* **PROBLEM TO WORK ON**
Check every line of the entries for "folder", and copy the lines that hold it.

* **GIVEN DATA**

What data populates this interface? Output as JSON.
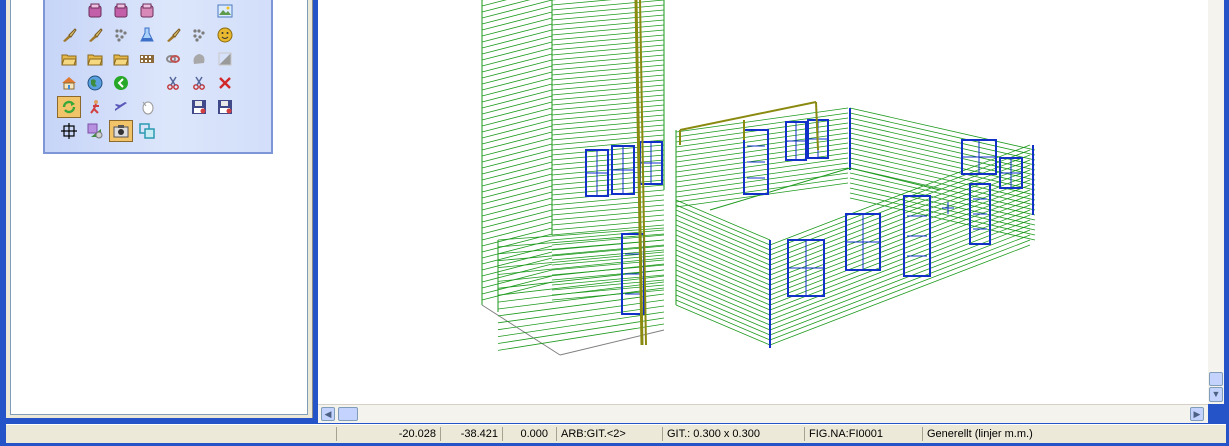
{
  "toolbox": {
    "rows": [
      [
        {
          "icon": "empty-slot-icon",
          "color": "none"
        },
        {
          "icon": "pink-box-icon",
          "color": "#C25FA8"
        },
        {
          "icon": "pink-box-icon",
          "color": "#C25FA8"
        },
        {
          "icon": "pink-box-icon",
          "color": "#D989B8"
        },
        {
          "icon": "empty-slot-icon",
          "color": "none"
        },
        {
          "icon": "empty-slot-icon",
          "color": "none"
        },
        {
          "icon": "picture-icon",
          "color": "#4C7ABF"
        }
      ],
      [
        {
          "icon": "brush-icon",
          "color": "#A0782A"
        },
        {
          "icon": "brush-icon",
          "color": "#A0782A"
        },
        {
          "icon": "grid-dots-icon",
          "color": "#7C7C7C"
        },
        {
          "icon": "flask-icon",
          "color": "#3B6FC8"
        },
        {
          "icon": "brush-icon",
          "color": "#A0782A"
        },
        {
          "icon": "grid-dots-icon",
          "color": "#7C7C7C"
        },
        {
          "icon": "smiley-icon",
          "color": "#E8B82E"
        }
      ],
      [
        {
          "icon": "folder-edit-icon",
          "color": "#E6B84A"
        },
        {
          "icon": "folder-open-icon",
          "color": "#E6B84A"
        },
        {
          "icon": "folder-export-icon",
          "color": "#E6B84A"
        },
        {
          "icon": "film-icon",
          "color": "#8C6A3A"
        },
        {
          "icon": "chain-icon",
          "color": "#8A8A8A"
        },
        {
          "icon": "blob-icon",
          "color": "#A8A8A8"
        },
        {
          "icon": "shape-icon",
          "color": "#9A9A9A"
        }
      ],
      [
        {
          "icon": "home-icon",
          "color": "#E07830"
        },
        {
          "icon": "globe-icon",
          "color": "#3C8C3C"
        },
        {
          "icon": "back-arrow-icon",
          "color": "#28A828"
        },
        {
          "icon": "empty-slot-icon",
          "color": "none"
        },
        {
          "icon": "scissors-icon",
          "color": "#556699"
        },
        {
          "icon": "scissors-icon",
          "color": "#556699"
        },
        {
          "icon": "close-x-icon",
          "color": "#D02828"
        }
      ],
      [
        {
          "icon": "refresh-icon",
          "color": "#38A838",
          "selected": true
        },
        {
          "icon": "person-run-icon",
          "color": "#D04040"
        },
        {
          "icon": "airplane-icon",
          "color": "#5A58B8"
        },
        {
          "icon": "pointer-icon",
          "color": "#9A9A9A"
        },
        {
          "icon": "empty-slot-icon",
          "color": "none"
        },
        {
          "icon": "floppy-icon",
          "color": "#404A8A"
        },
        {
          "icon": "floppy-icon",
          "color": "#404A8A"
        }
      ],
      [
        {
          "icon": "crosshair-icon",
          "color": "#000000"
        },
        {
          "icon": "layers-icon",
          "color": "#7A4FA8"
        },
        {
          "icon": "camera-icon",
          "color": "#555555",
          "selected": true
        },
        {
          "icon": "overlap-icon",
          "color": "#2A9AB0"
        }
      ]
    ]
  },
  "colors": {
    "wall_green": "#1E9A1E",
    "trim_blue": "#1030C8",
    "rod_olive": "#8A8A10",
    "outline_gray": "#808080"
  },
  "statusbar": {
    "x_coord": "-20.028",
    "y_coord": "-38.421",
    "z_coord": "0.000",
    "layer": "ARB:GIT.<2>",
    "grid": "GIT.: 0.300 x 0.300",
    "figure": "FIG.NA:FI0001",
    "mode": "Generellt (linjer m.m.)"
  }
}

* **ANSWER AREA**
          "icon": "folder-edit-icon",
          "icon": "folder-open-icon",
          "icon": "folder-export-icon",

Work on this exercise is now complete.